▶ WORK INSTRUCTION
Copy each line of the data that has "برآورد" in it.

Items from a data source
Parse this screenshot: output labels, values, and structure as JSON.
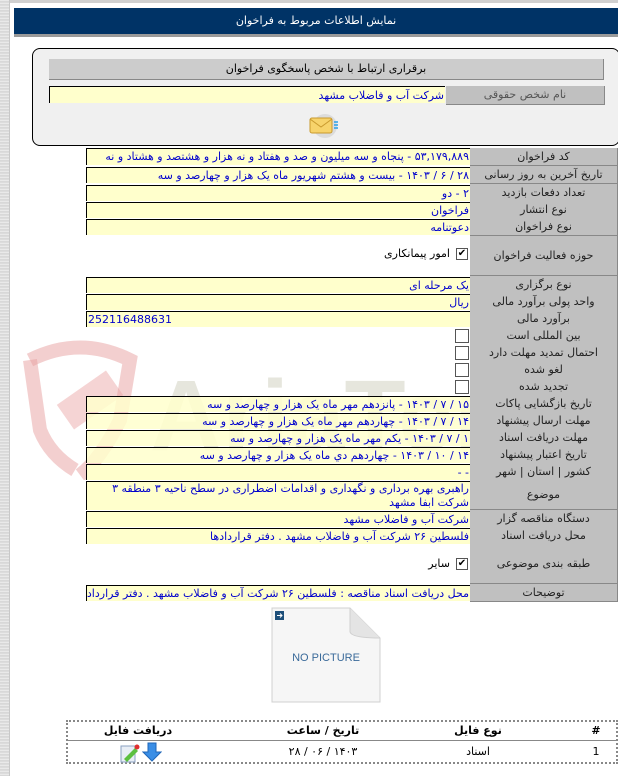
{
  "page": {
    "title": "نمایش اطلاعات مربوط به فراخوان"
  },
  "contact": {
    "title": "برقراری ارتباط با شخص پاسخگوی فراخوان",
    "label": "نام شخص حقوقی",
    "value": "شرکت آب و فاضلاب مشهد",
    "icon": "mail-icon"
  },
  "fields": {
    "code": {
      "label": "کد فراخوان",
      "value": "۵۳,۱۷۹,۸۸۹ - پنجاه و سه میلیون و صد و هفتاد و نه هزار و هشتصد و هشتاد و نه"
    },
    "last_update": {
      "label": "تاریخ آخرین به روز رسانی",
      "value": "۲۸ / ۶ / ۱۴۰۳ - بیست و هشتم شهریور ماه یک هزار و چهارصد و سه"
    },
    "visits": {
      "label": "تعداد دفعات بازدید",
      "value": "۲ - دو"
    },
    "publish_type": {
      "label": "نوع انتشار",
      "value": "فراخوان"
    },
    "call_type": {
      "label": "نوع فراخوان",
      "value": "دعوتنامه"
    },
    "activity_scope": {
      "label": "حوزه فعالیت فراخوان",
      "option": "امور پیمانکاری",
      "checked": true
    },
    "holding_type": {
      "label": "نوع برگزاری",
      "value": "یک مرحله ای"
    },
    "currency": {
      "label": "واحد پولی برآورد مالی",
      "value": "ریال"
    },
    "estimate": {
      "label": "برآورد مالی",
      "value": "252116488631"
    },
    "international": {
      "label": "بین المللی است",
      "checked": false
    },
    "extension": {
      "label": "احتمال تمدید مهلت دارد",
      "checked": false
    },
    "cancelled": {
      "label": "لغو شده",
      "checked": false
    },
    "renewed": {
      "label": "تجدید شده",
      "checked": false
    },
    "opening_date": {
      "label": "تاریخ بازگشایی پاکات",
      "value": "۱۵ / ۷ / ۱۴۰۳ - پانزدهم مهر ماه یک هزار و چهارصد و سه"
    },
    "submit_deadline": {
      "label": "مهلت ارسال پیشنهاد",
      "value": "۱۴ / ۷ / ۱۴۰۳ - چهاردهم مهر ماه یک هزار و چهارصد و سه"
    },
    "docs_deadline": {
      "label": "مهلت دریافت اسناد",
      "value": "۱ / ۷ / ۱۴۰۳ - یکم مهر ماه یک هزار و چهارصد و سه"
    },
    "validity_date": {
      "label": "تاریخ اعتبار پیشنهاد",
      "value": "۱۴ / ۱۰ / ۱۴۰۳ - چهاردهم دي ماه یک هزار و چهارصد و سه"
    },
    "location": {
      "label": "کشور | استان | شهر",
      "value": "- -"
    },
    "subject": {
      "label": "موضوع",
      "value": "راهبری بهره برداری و نگهداری و اقدامات اضطراری در سطح ناحیه ۳ منطقه ۳ شرکت ابفا مشهد"
    },
    "organizer": {
      "label": "دستگاه مناقصه گزار",
      "value": "شرکت آب و فاضلاب مشهد"
    },
    "docs_place": {
      "label": "محل دریافت اسناد",
      "value": "فلسطین ۲۶ شرکت آب و فاضلاب مشهد . دفتر قراردادها"
    },
    "category": {
      "label": "طبقه بندی موضوعی",
      "option": "سایر",
      "checked": true
    },
    "description": {
      "label": "توضیحات",
      "value": "محل دریافت اسناد مناقصه : فلسطین ۲۶ شرکت آب و فاضلاب مشهد . دفتر قراردادها"
    }
  },
  "image": {
    "placeholder": "NO PICTURE"
  },
  "watermark": {
    "text": "AriaTender.net"
  },
  "files": {
    "headers": {
      "index": "#",
      "type": "نوع فایل",
      "date": "تاریخ / ساعت",
      "download": "دریافت فایل"
    },
    "rows": [
      {
        "index": "1",
        "type": "اسناد",
        "date": "۲۸ / ۰۶ / ۱۴۰۳"
      }
    ]
  },
  "colors": {
    "header_bg": "#003366",
    "label_bg": "#c0c0c0",
    "value_bg": "#ffffcc",
    "value_text": "#0000cc"
  }
}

▶ RESPONSE TO THIS EXERCISE
      "label": "واحد پولی برآورد مالی",
      "label": "برآورد مالی",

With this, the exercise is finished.